• **ACTIVITY**:
Go through the records and filter out every line lacking the word "color"; copy the lines that remain.

(PROVIDED RECORDS begins)

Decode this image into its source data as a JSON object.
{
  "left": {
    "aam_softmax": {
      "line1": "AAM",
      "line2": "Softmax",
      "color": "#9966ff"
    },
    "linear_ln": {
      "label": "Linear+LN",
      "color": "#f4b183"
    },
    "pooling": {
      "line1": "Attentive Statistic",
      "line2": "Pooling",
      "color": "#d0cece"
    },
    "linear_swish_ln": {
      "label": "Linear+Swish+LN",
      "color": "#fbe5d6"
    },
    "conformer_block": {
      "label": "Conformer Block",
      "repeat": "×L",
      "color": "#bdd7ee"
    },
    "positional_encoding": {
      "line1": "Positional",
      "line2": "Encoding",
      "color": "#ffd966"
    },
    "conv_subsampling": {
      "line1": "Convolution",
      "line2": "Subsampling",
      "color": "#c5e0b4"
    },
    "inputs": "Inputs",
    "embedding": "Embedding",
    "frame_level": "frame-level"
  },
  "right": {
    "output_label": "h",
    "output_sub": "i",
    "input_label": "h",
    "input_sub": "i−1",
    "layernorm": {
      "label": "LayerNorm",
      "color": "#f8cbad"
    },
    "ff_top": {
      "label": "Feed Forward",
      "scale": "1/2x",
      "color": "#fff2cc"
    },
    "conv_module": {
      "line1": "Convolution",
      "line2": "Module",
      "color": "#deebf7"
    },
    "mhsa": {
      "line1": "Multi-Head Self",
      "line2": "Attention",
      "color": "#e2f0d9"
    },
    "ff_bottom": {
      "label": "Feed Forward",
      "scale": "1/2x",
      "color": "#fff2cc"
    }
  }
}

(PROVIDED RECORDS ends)

• **SOLUTION TO THIS PROBLEM**:
      "color": "#9966ff"
      "color": "#f4b183"
      "color": "#d0cece"
      "color": "#fbe5d6"
      "color": "#bdd7ee"
      "color": "#ffd966"
      "color": "#c5e0b4"
      "color": "#f8cbad"
      "color": "#fff2cc"
      "color": "#deebf7"
      "color": "#e2f0d9"
      "color": "#fff2cc"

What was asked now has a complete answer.